Reproduce nothing but the closing run of lines: the line with "Output a JSON" and each line that follows it to the end of the data.

-.-.-

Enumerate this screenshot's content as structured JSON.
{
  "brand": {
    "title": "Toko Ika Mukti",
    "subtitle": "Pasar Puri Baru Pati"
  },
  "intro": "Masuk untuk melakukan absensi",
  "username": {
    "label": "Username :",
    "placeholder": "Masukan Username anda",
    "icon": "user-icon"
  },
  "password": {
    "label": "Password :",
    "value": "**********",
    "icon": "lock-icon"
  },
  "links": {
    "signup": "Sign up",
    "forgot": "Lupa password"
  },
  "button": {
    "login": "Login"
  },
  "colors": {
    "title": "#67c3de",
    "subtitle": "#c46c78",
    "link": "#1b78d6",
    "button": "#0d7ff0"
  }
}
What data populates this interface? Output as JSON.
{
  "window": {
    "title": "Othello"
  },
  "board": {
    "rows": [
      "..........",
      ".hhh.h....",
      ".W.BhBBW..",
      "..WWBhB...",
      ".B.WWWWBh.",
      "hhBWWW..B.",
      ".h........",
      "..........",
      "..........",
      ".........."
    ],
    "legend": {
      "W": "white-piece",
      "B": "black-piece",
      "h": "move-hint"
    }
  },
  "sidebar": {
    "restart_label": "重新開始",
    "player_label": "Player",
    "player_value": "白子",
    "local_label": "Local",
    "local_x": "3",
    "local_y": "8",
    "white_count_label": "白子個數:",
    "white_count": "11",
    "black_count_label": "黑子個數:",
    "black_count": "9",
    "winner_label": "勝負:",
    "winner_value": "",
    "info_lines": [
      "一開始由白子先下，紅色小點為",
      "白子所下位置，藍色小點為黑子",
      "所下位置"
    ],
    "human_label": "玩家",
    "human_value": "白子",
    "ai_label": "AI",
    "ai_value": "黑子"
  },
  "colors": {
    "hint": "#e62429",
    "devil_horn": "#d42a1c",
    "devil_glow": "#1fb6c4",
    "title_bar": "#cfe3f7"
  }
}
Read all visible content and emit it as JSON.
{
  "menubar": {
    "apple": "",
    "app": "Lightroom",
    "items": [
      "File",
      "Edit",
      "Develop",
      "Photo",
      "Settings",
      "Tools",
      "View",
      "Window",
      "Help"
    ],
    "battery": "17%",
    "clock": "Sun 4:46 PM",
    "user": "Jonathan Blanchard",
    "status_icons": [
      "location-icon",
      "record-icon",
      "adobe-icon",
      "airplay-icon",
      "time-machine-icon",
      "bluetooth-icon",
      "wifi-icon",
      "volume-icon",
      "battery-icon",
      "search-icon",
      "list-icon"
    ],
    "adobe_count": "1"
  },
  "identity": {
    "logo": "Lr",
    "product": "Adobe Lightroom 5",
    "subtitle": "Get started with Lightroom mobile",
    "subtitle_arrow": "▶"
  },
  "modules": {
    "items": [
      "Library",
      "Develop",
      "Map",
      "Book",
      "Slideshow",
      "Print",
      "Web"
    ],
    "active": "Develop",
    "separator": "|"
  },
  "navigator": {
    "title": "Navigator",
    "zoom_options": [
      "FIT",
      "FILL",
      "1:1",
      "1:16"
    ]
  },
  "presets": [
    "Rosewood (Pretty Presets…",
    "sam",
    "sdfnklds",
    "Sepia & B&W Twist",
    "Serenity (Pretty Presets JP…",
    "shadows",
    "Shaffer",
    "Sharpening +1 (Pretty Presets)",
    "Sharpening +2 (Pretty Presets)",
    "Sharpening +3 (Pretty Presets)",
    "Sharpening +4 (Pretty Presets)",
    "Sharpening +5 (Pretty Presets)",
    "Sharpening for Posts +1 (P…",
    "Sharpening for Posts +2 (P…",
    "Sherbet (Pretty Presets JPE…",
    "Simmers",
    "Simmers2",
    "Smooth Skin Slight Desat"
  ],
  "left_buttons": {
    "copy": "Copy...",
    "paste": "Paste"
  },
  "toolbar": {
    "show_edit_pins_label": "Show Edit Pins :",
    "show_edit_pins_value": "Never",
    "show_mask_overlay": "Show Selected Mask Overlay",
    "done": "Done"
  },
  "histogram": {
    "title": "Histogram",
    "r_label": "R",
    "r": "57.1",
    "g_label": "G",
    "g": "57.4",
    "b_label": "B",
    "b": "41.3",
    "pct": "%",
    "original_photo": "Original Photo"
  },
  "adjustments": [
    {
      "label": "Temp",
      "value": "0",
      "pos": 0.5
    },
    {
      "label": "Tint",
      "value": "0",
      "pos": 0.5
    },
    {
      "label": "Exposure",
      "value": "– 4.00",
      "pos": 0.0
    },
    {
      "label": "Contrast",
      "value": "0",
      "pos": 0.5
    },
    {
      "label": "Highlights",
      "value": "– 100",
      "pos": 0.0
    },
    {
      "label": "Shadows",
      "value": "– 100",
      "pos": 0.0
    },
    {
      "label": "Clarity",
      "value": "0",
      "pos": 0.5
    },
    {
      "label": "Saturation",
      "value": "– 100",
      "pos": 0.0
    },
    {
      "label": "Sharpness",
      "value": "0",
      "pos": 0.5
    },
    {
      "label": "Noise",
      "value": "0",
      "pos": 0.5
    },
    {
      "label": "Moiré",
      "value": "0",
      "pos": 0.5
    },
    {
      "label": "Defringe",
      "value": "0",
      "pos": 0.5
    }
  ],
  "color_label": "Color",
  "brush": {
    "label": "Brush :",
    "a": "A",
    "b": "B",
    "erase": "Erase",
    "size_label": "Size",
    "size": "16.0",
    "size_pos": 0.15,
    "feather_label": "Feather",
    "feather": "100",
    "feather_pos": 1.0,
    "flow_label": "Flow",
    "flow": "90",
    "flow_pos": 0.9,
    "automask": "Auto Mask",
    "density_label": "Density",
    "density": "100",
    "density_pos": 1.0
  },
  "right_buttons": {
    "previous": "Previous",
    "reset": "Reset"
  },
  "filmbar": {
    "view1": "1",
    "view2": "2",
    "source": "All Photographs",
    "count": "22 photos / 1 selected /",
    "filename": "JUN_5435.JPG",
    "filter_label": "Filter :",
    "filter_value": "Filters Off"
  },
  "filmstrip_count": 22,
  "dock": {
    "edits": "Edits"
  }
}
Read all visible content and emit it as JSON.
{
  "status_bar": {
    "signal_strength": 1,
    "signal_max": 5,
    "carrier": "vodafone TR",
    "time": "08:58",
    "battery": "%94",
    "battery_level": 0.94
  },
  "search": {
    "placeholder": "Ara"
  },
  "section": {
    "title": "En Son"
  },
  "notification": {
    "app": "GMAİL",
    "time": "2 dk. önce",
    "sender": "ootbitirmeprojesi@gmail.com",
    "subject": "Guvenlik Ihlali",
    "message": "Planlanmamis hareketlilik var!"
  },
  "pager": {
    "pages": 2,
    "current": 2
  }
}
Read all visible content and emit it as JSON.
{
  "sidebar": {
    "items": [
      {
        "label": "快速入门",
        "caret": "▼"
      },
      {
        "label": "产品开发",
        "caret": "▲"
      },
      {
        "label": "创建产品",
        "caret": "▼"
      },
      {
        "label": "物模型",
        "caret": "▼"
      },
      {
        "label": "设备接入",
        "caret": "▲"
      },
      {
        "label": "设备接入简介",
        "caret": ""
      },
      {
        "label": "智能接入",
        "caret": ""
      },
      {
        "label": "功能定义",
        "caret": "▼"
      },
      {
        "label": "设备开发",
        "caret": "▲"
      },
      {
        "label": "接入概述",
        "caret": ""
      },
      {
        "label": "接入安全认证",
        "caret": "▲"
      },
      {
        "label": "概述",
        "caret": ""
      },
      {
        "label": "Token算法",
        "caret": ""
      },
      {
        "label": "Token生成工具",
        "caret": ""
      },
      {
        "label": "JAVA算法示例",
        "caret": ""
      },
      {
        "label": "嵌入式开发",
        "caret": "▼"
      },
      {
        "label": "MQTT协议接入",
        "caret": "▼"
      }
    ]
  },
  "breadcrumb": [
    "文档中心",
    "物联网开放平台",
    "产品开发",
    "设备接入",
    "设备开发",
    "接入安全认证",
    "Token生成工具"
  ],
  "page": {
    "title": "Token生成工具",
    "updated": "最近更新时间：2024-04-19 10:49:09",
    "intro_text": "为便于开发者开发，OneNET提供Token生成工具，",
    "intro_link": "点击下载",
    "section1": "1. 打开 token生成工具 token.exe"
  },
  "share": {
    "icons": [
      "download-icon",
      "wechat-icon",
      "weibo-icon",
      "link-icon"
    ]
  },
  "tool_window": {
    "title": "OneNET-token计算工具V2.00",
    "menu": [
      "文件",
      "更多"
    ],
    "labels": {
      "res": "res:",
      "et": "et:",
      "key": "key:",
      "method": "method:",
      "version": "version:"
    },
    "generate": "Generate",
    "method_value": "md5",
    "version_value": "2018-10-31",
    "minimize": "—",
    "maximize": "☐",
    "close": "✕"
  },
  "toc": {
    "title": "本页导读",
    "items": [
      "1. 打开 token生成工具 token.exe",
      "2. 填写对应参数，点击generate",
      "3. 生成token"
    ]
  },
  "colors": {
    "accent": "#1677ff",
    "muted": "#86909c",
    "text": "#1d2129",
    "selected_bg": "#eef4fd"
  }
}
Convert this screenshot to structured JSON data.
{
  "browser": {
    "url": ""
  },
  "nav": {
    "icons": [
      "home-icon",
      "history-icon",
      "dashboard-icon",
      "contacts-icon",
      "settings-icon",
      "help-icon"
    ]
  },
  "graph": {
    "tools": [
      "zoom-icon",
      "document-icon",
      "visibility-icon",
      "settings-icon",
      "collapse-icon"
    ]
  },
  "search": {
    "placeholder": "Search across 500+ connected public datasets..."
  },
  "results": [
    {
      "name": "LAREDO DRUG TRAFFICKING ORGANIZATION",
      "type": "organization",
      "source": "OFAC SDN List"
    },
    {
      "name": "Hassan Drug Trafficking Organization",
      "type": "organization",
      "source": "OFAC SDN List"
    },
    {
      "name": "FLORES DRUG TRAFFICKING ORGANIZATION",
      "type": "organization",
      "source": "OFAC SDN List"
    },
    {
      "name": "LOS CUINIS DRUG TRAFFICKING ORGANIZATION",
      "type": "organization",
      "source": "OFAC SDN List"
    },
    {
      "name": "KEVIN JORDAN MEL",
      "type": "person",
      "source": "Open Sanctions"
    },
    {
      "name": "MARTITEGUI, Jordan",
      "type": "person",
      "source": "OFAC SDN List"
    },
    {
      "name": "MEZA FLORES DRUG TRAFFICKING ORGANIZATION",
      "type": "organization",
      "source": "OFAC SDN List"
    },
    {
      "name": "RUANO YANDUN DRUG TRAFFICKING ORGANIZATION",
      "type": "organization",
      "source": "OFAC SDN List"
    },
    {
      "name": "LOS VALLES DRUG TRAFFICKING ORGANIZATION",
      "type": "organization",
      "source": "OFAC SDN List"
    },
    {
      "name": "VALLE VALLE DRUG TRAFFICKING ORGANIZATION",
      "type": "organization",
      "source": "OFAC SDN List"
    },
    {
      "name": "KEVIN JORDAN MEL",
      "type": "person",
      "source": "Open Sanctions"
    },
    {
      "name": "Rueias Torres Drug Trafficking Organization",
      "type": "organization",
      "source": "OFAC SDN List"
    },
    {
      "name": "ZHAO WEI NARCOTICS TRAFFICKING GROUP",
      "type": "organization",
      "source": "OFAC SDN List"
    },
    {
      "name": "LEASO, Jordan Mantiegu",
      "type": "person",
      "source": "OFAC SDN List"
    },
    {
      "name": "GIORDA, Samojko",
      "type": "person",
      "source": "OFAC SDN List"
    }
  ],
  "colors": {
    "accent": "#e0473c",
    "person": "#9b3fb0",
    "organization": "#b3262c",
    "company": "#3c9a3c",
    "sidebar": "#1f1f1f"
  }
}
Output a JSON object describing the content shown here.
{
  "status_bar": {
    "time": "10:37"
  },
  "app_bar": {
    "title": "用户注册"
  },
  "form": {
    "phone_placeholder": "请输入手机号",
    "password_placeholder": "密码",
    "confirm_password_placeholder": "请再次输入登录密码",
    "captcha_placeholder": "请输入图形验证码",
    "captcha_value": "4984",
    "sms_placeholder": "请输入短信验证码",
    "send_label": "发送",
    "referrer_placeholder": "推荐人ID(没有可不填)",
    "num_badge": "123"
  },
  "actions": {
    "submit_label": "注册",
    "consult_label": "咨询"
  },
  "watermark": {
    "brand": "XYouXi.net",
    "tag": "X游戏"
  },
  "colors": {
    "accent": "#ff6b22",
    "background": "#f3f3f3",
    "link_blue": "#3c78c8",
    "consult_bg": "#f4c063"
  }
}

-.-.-

▶ Answer section
Output a JSON object describing the content shown here.
{
  "status_bar": {
    "time": "10:37"
  },
  "app_bar": {
    "title": "用户注册"
  },
  "form": {
    "phone_placeholder": "请输入手机号",
    "password_placeholder": "密码",
    "confirm_password_placeholder": "请再次输入登录密码",
    "captcha_placeholder": "请输入图形验证码",
    "captcha_value": "4984",
    "sms_placeholder": "请输入短信验证码",
    "send_label": "发送",
    "referrer_placeholder": "推荐人ID(没有可不填)",
    "num_badge": "123"
  },
  "actions": {
    "submit_label": "注册",
    "consult_label": "咨询"
  },
  "watermark": {
    "brand": "XYouXi.net",
    "tag": "X游戏"
  },
  "colors": {
    "accent": "#ff6b22",
    "background": "#f3f3f3",
    "link_blue": "#3c78c8",
    "consult_bg": "#f4c063"
  }
}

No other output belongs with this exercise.